Sacramento in Californien: Des Auswanderers Hoffnung.
11.5 x 16 in (29.21 x 40.64 cm)
This is a rare c. 1850 German lithograph view of Sacramento, California at the height of the California Gold Rush. The map depicts the booming city of Sacramento from the waterfront on the Sacramento River towards the city looking down J Street. Numerous buildings are illustrated along the waterfront and along J Street. Building materials are stacked along the shoreline at the lower right - underscoring the building boom that followed in the wake of the Gold Rush. Ships moored along the riverfront include several sailing ships and a sidewheel steamship. Rowboats are used to ferry people and goods from the ships to the shore. American flags are flying from two of the ships and, front and center, another bears the flag of Chile. One of the buildings on the waterfront, likely a saloon, is decorated with a large elephant.
I've Seen the ElephantOne of the buildings along the waterfront bears the image of a large black elephant. This is a reference to the popular Gold Rush saying, 'I've Seen the Elephant', meaning I have passed through great adversity and come out the other side stronger and still motivated. The cross-country trek or sea round-Cape-Horn sea voyage to California was then so arduous that, by the time '49ers arrived in Sacramento, all had 'seen the elephant'. The symbol of the elephant was adopted as a marker of pride, and placed on saloons and business - as here.
The expression originates from an old fable. A poor farmer heard a circus with an elephant was coming to a nearby town. Curious to see one of the giant creatures, he headed to town, also taking his cart and produce, hoping to sell to circus-goers. On the road, he encountered the elephant, who spooked the horse, upset the cart, and ate all of the produce. To which the farmer declared, 'I don't care, for I have seen the elephant!'
The California Gold RushThe discovery of gold at John Sutter's mill by James Wilson Marshall (1810 - 1885) in January of 1848 was one of the most definitive moments in American history. Coming at the end of the Mexican-American War (1846 - 1848), the timing of the discovery could not have been more propitious. The combination of new seemly unlimited territory and the lure of gold led to a stampede of adventurers, prospectors, merchants, and homesteaders ready to take their chance with a new life on the frontier.
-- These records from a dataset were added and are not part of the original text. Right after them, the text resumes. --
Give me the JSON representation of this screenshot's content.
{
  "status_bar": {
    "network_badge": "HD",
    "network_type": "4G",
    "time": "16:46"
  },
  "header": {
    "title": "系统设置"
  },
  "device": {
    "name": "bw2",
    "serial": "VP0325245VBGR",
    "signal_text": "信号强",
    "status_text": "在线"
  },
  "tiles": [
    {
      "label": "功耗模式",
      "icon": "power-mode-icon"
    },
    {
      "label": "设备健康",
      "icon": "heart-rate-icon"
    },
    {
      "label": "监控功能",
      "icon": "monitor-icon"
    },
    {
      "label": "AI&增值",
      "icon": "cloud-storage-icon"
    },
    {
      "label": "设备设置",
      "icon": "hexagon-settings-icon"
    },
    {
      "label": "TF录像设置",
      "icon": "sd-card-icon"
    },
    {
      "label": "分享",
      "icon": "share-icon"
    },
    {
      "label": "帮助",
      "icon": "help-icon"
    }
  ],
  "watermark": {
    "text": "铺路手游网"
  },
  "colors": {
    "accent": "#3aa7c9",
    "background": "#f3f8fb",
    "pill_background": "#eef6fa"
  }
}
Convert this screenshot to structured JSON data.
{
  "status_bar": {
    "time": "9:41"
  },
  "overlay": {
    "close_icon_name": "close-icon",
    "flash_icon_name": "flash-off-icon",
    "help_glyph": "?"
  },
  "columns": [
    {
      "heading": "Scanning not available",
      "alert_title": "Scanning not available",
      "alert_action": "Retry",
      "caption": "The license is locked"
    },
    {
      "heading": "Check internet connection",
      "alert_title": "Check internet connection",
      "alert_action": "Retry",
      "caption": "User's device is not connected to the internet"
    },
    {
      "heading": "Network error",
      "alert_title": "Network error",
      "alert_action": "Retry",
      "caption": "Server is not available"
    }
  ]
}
The Gold Rush was not limited to Americans crossing the Great Plains. European, Australian, and even Chinese immigrants rushed into California hungry for their part of the great strike. This Great Migration of peoples transformed the United States in the span of just a few years from a former colony into an expansive transcontinental nation on the cusp of becoming a world power
ChromolithographyChromolithography is a color lithographic technique developed in the mid-19th century. The process involved using multiple lithographic stones, one for each color, to yield a rich composite effect. Oftentimes, the process would start with a black basecoat upon which subsequent colors were layered. Some chromolithographs used 30 or more separate lithographic stones to achieve the desired product. Chromolithograph color could also be effectively blended for even more dramatic results. The process became extremely popular in the late 19th and early 20th centuries, when it emerged as the dominate method of color printing. The vivid color chromolithography produced made it exceptionally effective for advertising and propaganda imagery.
Publication History and Census This view was printed by Johann Friedrich Hesse around 1850 and published by the German magazine Verlags Magazin. Scarce.
Johann Friedrich Hesse (November 24, 1792 - 1853) was a Berlin-based German painter and lithographer active in the 19th century. Hesse was born in Magdeburg, Saxony-Anhalt, Germany, in 1792. His father was a musician and he received his education at the Magdeburg Provincial Art School and later at the Royal Academy of Dresden. There he studied under Schubert and Retsch. After graduating he lived for a time in Hamburg where he may have married Dorothea Loysa Koch in 1813. In 1838 Hesse again relocated, this time to Berlin, where he established a lithography studio and print shop to supplement his income as painter. Little is known of his life, nonetheless, both paintings and lithographs do appear on the market from time to time. In particular, he is known to have issued a series of images of American cities geared toward the German emigrant community. Learn More...
Very good. Blank on verso. Wide margins. Some mat burn.
Library of Congress, PGA - Hesse--Sacramento... (B size)